Pop-up ads targeted at consumers on the basis of car ownership patterns would be only the beginning.
Pro-VIN elements, Trigger noted, often argue that the database is a tool for fighting crime, making grand theft auto more difficult and bad guys easier to find. He ridiculed the idea, though. Better to simply “lock your car and take your keys,” he said. He also pointed out that the automobile has been alone among commonplace technological innovations subject to registration.
“Are we compelled to register our radios and TVs,” he asked. “In socialist Europe, maybe. In the U.S. of A.? Never. Kitchen appliances? Don’t be silly. Handguns? Unconstitutional. And now, with the 28th Amendment in place, the VIN data base is history.”
In 1919, the 18th Amendment introduced Prohibition in the United States; in 1933 the 21st Amendment repealed the 18th. Would Trigger relinquish his Easy Rider rights if a future Amendment were to reverse the 28th?
“I’ll give you my steering wheel when you pry it from my cold, dead hands,” he replied.

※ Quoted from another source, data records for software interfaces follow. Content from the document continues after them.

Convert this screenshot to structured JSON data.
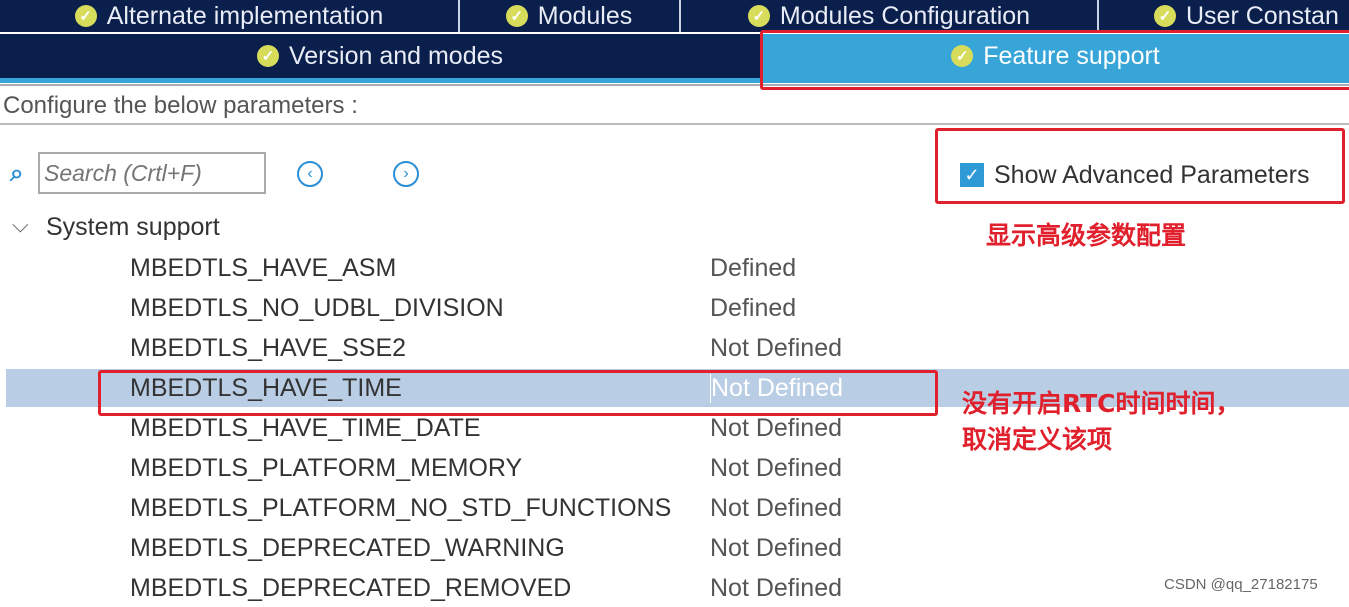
{
  "tabs_row1": [
    {
      "label": "Alternate implementation"
    },
    {
      "label": "Modules"
    },
    {
      "label": "Modules Configuration"
    },
    {
      "label": "User Constan"
    }
  ],
  "tabs_row2": [
    {
      "label": "Version and modes"
    },
    {
      "label": "Feature support",
      "active": true
    }
  ],
  "configure_label": "Configure the below parameters :",
  "search": {
    "placeholder": "Search (Crtl+F)"
  },
  "show_advanced": {
    "label": "Show Advanced Parameters",
    "checked": true
  },
  "group": {
    "label": "System support",
    "expanded": true
  },
  "params": [
    {
      "name": "MBEDTLS_HAVE_ASM",
      "value": "Defined"
    },
    {
      "name": "MBEDTLS_NO_UDBL_DIVISION",
      "value": "Defined"
    },
    {
      "name": "MBEDTLS_HAVE_SSE2",
      "value": "Not Defined"
    },
    {
      "name": "MBEDTLS_HAVE_TIME",
      "value": "Not Defined",
      "selected": true
    },
    {
      "name": "MBEDTLS_HAVE_TIME_DATE",
      "value": "Not Defined"
    },
    {
      "name": "MBEDTLS_PLATFORM_MEMORY",
      "value": "Not Defined"
    },
    {
      "name": "MBEDTLS_PLATFORM_NO_STD_FUNCTIONS",
      "value": "Not Defined"
    },
    {
      "name": "MBEDTLS_DEPRECATED_WARNING",
      "value": "Not Defined"
    },
    {
      "name": "MBEDTLS_DEPRECATED_REMOVED",
      "value": "Not Defined"
    }
  ],
  "annotations": {
    "advanced": "显示高级参数配置",
    "time_line1": "没有开启RTC时间时间，",
    "time_line2": "取消定义该项"
  },
  "watermark": "CSDN @qq_27182175",
  "colors": {
    "tab_bg": "#0b1f4d",
    "active_tab": "#38a5d8",
    "highlight": "#b9cde5",
    "annotation": "#e0202c"
  }
}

Bruce A. Lohof is a native of Montana. A former professor and a retired diplomat, he lives in Red Lodge and Vienna.